ENTRIES SUPPLIED: Begin

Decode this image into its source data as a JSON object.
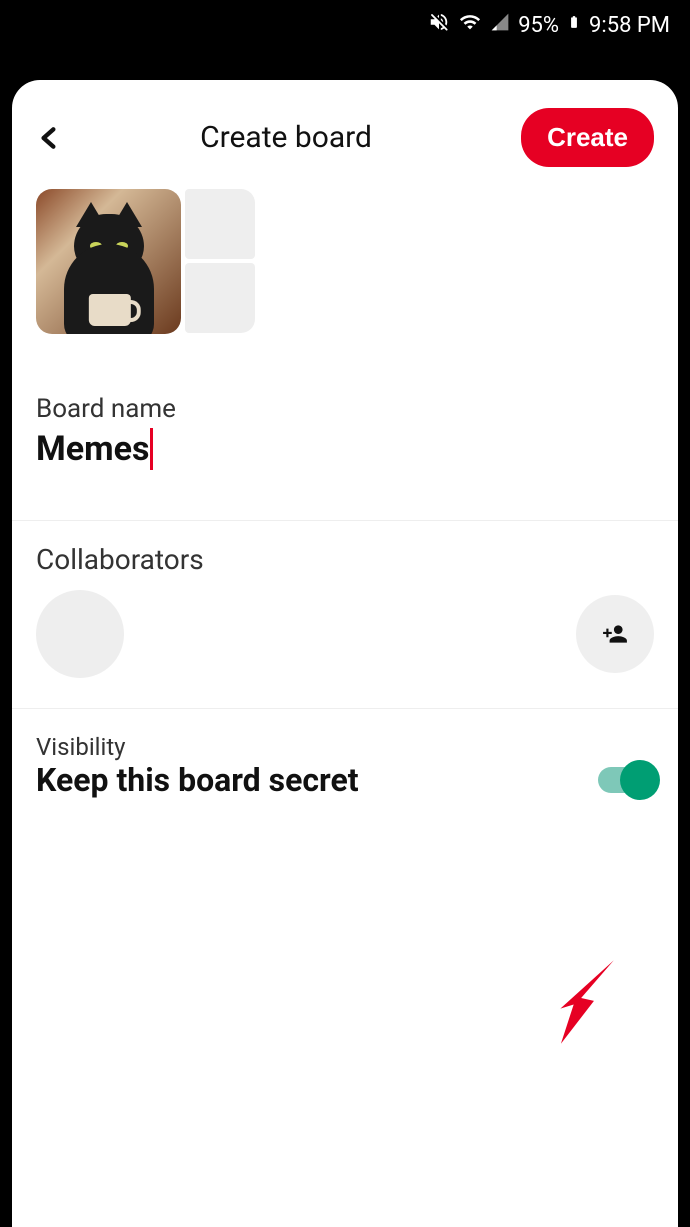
{
  "status_bar": {
    "battery_percent": "95%",
    "time": "9:58 PM"
  },
  "header": {
    "title": "Create board",
    "create_button": "Create"
  },
  "board_name": {
    "label": "Board name",
    "value": "Memes"
  },
  "collaborators": {
    "label": "Collaborators"
  },
  "visibility": {
    "label": "Visibility",
    "secret_label": "Keep this board secret",
    "secret_enabled": true
  }
}
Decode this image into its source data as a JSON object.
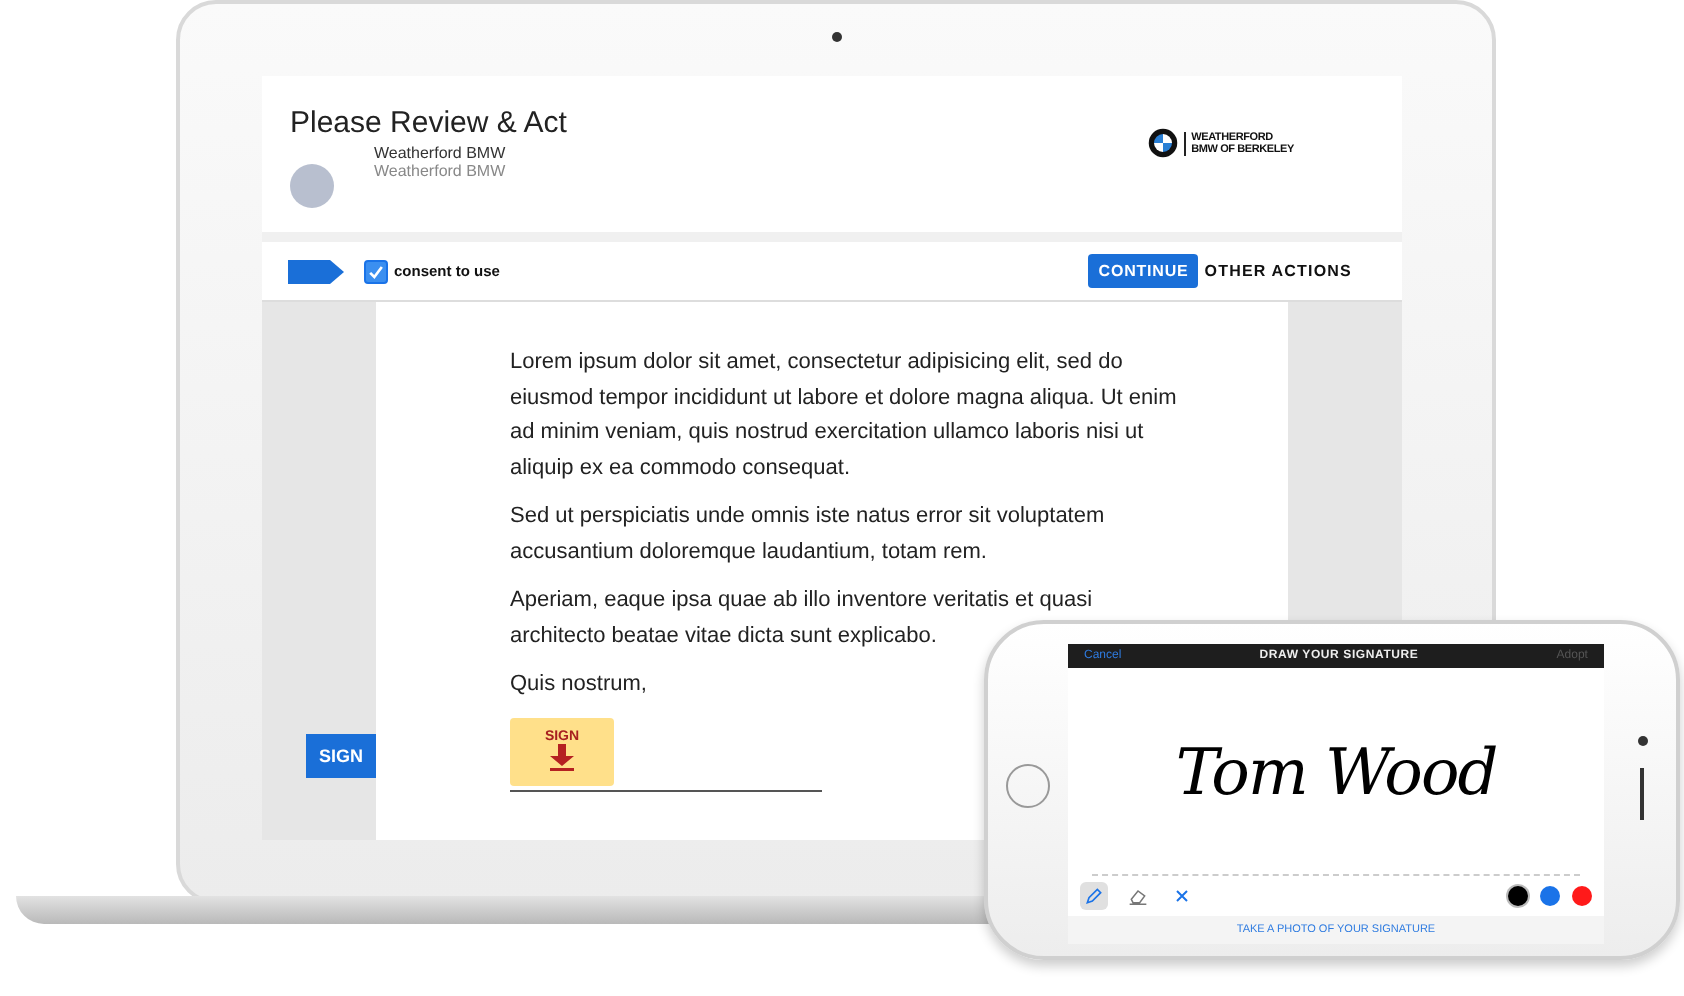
{
  "laptop": {
    "header": {
      "title": "Please Review & Act",
      "sender_name": "Weatherford BMW",
      "sender_subtitle": "Weatherford BMW",
      "logo_lines": [
        "WEATHERFORD",
        "BMW OF BERKELEY"
      ]
    },
    "toolbar": {
      "consent": {
        "label": "consent to use",
        "checked": true
      },
      "continue_button": "CONTINUE",
      "other_actions": "OTHER ACTIONS"
    },
    "document": {
      "paragraphs": [
        "Lorem ipsum dolor sit amet, consectetur adipisicing elit, sed do eiusmod tempor incididunt ut labore et dolore magna aliqua. Ut enim ad minim veniam, quis nostrud exercitation ullamco laboris nisi ut aliquip ex ea commodo consequat.",
        "Sed ut perspiciatis unde omnis iste natus error sit voluptatem accusantium doloremque laudantium, totam rem.",
        "Aperiam, eaque ipsa quae ab illo inventore veritatis et quasi architecto beatae vitae dicta sunt explicabo.",
        "Quis nostrum,"
      ],
      "sign_tab": "SIGN",
      "sign_field": "SIGN"
    }
  },
  "phone": {
    "top_bar": {
      "cancel": {
        "label": "Cancel",
        "disabled": false
      },
      "title": "DRAW YOUR SIGNATURE",
      "adopt": {
        "label": "Adopt",
        "disabled": true
      }
    },
    "signature": "Tom Wood",
    "tools": [
      {
        "kind": "pen",
        "selected": true
      },
      {
        "kind": "eraser",
        "selected": false
      },
      {
        "kind": "clear",
        "selected": false
      }
    ],
    "colors": [
      {
        "color": "#000000",
        "selected": true
      },
      {
        "color": "#1a73e8",
        "selected": false
      },
      {
        "color": "#ff1a1a",
        "selected": false
      }
    ],
    "photo_link": "TAKE A PHOTO OF YOUR SIGNATURE"
  }
}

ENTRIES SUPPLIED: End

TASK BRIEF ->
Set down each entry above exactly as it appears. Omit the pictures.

REPLY ->
Decode this image into its source data as a JSON object.
{
  "status_bar": {
    "battery_percent": "95%",
    "time": "9:58 PM"
  },
  "header": {
    "title": "Create board",
    "create_button": "Create"
  },
  "board_name": {
    "label": "Board name",
    "value": "Memes"
  },
  "collaborators": {
    "label": "Collaborators"
  },
  "visibility": {
    "label": "Visibility",
    "secret_label": "Keep this board secret",
    "secret_enabled": true
  }
}
Decode this image into its source data as a JSON object.
{
  "laptop": {
    "header": {
      "title": "Please Review & Act",
      "sender_name": "Weatherford BMW",
      "sender_subtitle": "Weatherford BMW",
      "logo_lines": [
        "WEATHERFORD",
        "BMW OF BERKELEY"
      ]
    },
    "toolbar": {
      "consent": {
        "label": "consent to use",
        "checked": true
      },
      "continue_button": "CONTINUE",
      "other_actions": "OTHER ACTIONS"
    },
    "document": {
      "paragraphs": [
        "Lorem ipsum dolor sit amet, consectetur adipisicing elit, sed do eiusmod tempor incididunt ut labore et dolore magna aliqua. Ut enim ad minim veniam, quis nostrud exercitation ullamco laboris nisi ut aliquip ex ea commodo consequat.",
        "Sed ut perspiciatis unde omnis iste natus error sit voluptatem accusantium doloremque laudantium, totam rem.",
        "Aperiam, eaque ipsa quae ab illo inventore veritatis et quasi architecto beatae vitae dicta sunt explicabo.",
        "Quis nostrum,"
      ],
      "sign_tab": "SIGN",
      "sign_field": "SIGN"
    }
  },
  "phone": {
    "top_bar": {
      "cancel": {
        "label": "Cancel",
        "disabled": false
      },
      "title": "DRAW YOUR SIGNATURE",
      "adopt": {
        "label": "Adopt",
        "disabled": true
      }
    },
    "signature": "Tom Wood",
    "tools": [
      {
        "kind": "pen",
        "selected": true
      },
      {
        "kind": "eraser",
        "selected": false
      },
      {
        "kind": "clear",
        "selected": false
      }
    ],
    "colors": [
      {
        "color": "#000000",
        "selected": true
      },
      {
        "color": "#1a73e8",
        "selected": false
      },
      {
        "color": "#ff1a1a",
        "selected": false
      }
    ],
    "photo_link": "TAKE A PHOTO OF YOUR SIGNATURE"
  }
}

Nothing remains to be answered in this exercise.